I won’t go so far as to say that I’d be lost without the ability to instantly get accurate maps on my smartphone – I am a geographer, after all – but I will say that it sure can make traveling easier. It certainly did for me last week, when I drove up to Washington, DC for a job interview and to visit family and friends. Being able to pull up an accurate, location-aware map – no matter where I was – certainly reduced my overall level of stress.
So when I read that Apple had shut Google Maps out of the iOS6 operating system, I silently thanked the universe that I have an Android instead:
After kicking Google Maps off its new mobile operating system for the iPhone and iPad, iOS 6, Apple is receiving massive backlash from users around the globe, who report that Apple’s replacement maps, “Apple Maps,” are riddled with strange glitches, inaccurate direction and location data, and fall short of Google Maps.

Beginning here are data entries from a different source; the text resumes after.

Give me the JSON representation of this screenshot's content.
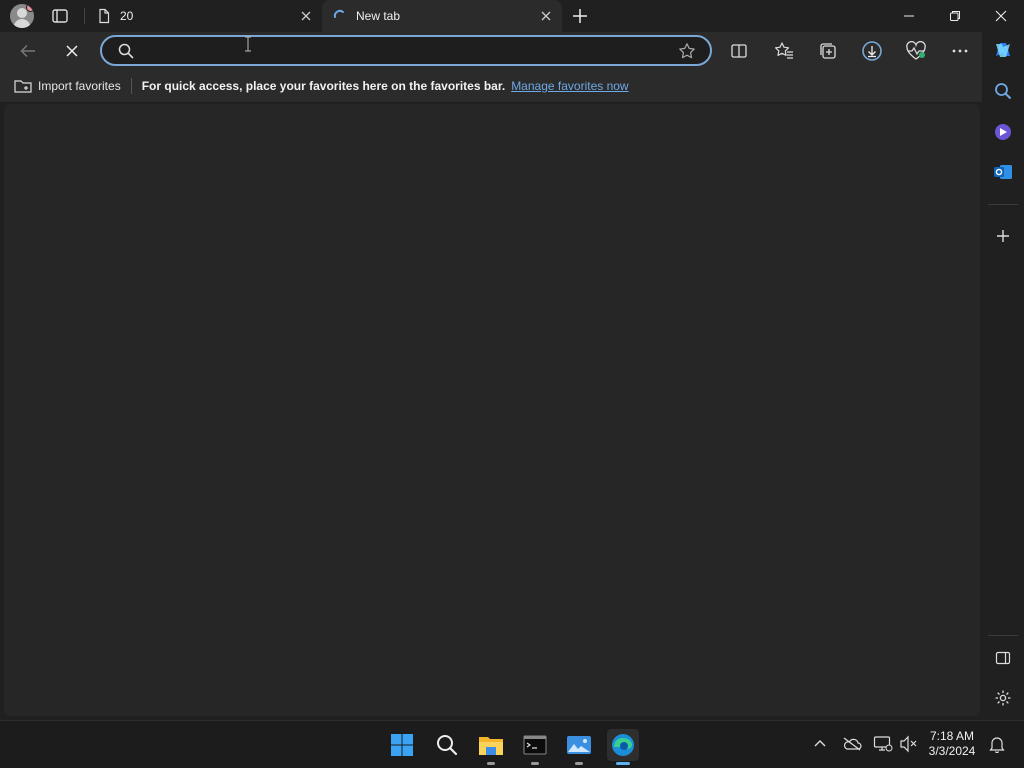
{
  "browser": {
    "tabs": [
      {
        "label": "20",
        "active": false
      },
      {
        "label": "New tab",
        "active": true
      }
    ]
  },
  "address_bar": {
    "value": "",
    "placeholder": ""
  },
  "favorites_bar": {
    "import_label": "Import favorites",
    "message": "For quick access, place your favorites here on the favorites bar.",
    "manage_link": "Manage favorites now"
  },
  "taskbar": {
    "time": "7:18 AM",
    "date": "3/3/2024"
  },
  "colors": {
    "accent": "#7aa7d6",
    "link": "#6fa8e6",
    "background": "#202020"
  }
}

Accuracy is by far the most important feature of a map. Yes, it’s a form of communication that can be quite rich in meaning, but smartphone maps are more utilitarian in nature. People need very specific information from a smartphone map, and if you insist on displacing the industry leader because they happen to be an industry rival of yours, well, you’d better make sure you can deliver a comparable experience first.
It seems Apple didn’t do this, which sucks for their users. Here’s hoping they find their way out of this mess – but I’d recommend using Google Maps to do it.